The ACA intention was that many people previously covered in the individual insurance market would find better and cheaper coverage in their state marketplaces. That may be a good option for people in states that have chosen to run their own marketplaces, and a good option for people in other states, too, as federal online enrollment issues get fixed.

Problem 3: Medicaid expansion became a state option
When the US Supreme Court upheld the constitutionality of the ACA’s individual mandate, it also effectively turned the ACA Medicaid expansion into a state option.

Think of the Medicaid expansion as Medicaid Part 2. Regular Medicaid remains largely unchanged, with the same eligibility rules and coverage requirements.

The ACA included a provision under which every state would add a new part to its Medicaid program. Beginning in 2014, this part—the expansion—would cover individuals in each state with incomes under 138% of the federal poverty line—about $32,000 for a family of four in 2014. Medicaid expansion coverage is based only on income eligibility, a major change for women, many of whom currently qualify for Medicaid only if they’re pregnant.

Who would pay for the new coverage?

In 2014, 2015, and 2016, the federal government pays 100% of the cost of care for Medicaid expansion. From 2017 to 2020, the federal share gradually drops to 90%.

Medicaid expansion is an integral part of reducing the number of uninsured under the ACA and is expected to reduce the uninsured rate by almost 30% if adopted by every state.
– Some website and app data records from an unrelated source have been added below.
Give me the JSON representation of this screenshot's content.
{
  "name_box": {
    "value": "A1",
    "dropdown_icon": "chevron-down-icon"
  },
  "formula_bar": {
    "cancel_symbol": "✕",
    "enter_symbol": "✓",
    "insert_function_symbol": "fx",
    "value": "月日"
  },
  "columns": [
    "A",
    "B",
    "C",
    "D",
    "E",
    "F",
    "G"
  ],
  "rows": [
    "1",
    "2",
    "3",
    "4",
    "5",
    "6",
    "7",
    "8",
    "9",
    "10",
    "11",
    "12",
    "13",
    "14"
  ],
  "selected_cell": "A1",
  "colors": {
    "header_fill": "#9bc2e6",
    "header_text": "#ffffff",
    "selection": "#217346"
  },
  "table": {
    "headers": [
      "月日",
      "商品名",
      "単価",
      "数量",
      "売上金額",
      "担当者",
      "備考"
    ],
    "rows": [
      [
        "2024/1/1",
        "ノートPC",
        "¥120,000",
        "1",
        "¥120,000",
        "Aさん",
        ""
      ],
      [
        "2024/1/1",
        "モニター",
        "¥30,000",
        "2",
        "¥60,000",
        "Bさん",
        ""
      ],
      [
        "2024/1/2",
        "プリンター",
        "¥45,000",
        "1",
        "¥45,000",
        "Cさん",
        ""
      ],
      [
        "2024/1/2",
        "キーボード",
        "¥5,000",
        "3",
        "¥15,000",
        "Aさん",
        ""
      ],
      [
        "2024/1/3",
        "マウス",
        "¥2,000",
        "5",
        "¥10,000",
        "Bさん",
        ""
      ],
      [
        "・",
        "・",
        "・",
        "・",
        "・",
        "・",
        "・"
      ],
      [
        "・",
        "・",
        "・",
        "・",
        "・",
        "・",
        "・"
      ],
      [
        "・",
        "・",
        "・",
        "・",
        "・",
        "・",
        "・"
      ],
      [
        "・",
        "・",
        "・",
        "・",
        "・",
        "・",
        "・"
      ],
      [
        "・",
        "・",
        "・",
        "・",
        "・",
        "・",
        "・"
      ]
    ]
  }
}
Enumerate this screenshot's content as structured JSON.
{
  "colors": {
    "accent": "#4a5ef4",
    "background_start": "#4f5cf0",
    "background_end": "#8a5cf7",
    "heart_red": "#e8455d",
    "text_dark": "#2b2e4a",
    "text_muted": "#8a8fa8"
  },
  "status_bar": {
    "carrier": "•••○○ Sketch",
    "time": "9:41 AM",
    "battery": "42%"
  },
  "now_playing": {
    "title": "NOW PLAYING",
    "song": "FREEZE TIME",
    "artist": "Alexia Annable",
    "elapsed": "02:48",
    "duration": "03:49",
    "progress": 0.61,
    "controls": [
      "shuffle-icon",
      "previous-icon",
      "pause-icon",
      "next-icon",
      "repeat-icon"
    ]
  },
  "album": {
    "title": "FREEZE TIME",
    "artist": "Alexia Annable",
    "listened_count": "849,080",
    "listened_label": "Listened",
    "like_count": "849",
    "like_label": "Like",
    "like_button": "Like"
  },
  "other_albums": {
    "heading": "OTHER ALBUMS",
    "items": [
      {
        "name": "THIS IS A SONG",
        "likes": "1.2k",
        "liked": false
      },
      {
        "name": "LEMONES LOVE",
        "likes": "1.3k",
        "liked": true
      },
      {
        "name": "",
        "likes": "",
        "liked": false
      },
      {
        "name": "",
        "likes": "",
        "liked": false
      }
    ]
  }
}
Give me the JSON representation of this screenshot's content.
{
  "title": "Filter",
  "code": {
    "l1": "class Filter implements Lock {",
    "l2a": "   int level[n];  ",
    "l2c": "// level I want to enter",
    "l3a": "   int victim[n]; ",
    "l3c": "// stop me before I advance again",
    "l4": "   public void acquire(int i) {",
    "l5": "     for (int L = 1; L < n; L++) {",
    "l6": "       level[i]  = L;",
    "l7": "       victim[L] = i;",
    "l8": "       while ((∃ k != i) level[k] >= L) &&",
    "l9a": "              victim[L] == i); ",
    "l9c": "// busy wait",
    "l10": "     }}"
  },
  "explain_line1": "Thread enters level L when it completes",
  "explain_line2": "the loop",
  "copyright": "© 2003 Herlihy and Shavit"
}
Medicaid expansion plus the ACA marketplaces were expected to cut our uninsured rate almost in half.

FIGURE 3 shows how states responded when the Supreme Court effectively converted the Medicaid expansion into an option, leaving us, again, with coverage gaps. Many of the states that have opted not to expand Medicaid are the same states that declined to operate their own state marketplaces, the same states with highest percentages of the uninsured.


The ACA has many interdependent parts. Make the Medicaid expansion a state option, and you end up with higher than expected rates of uninsured. Trigger big changes in the individual market when there are still bugs in the system, and people are left in the lurch.

Next Article:

The 2014 CPT and Medicare code changes affecting ObGyn practice

Related Articles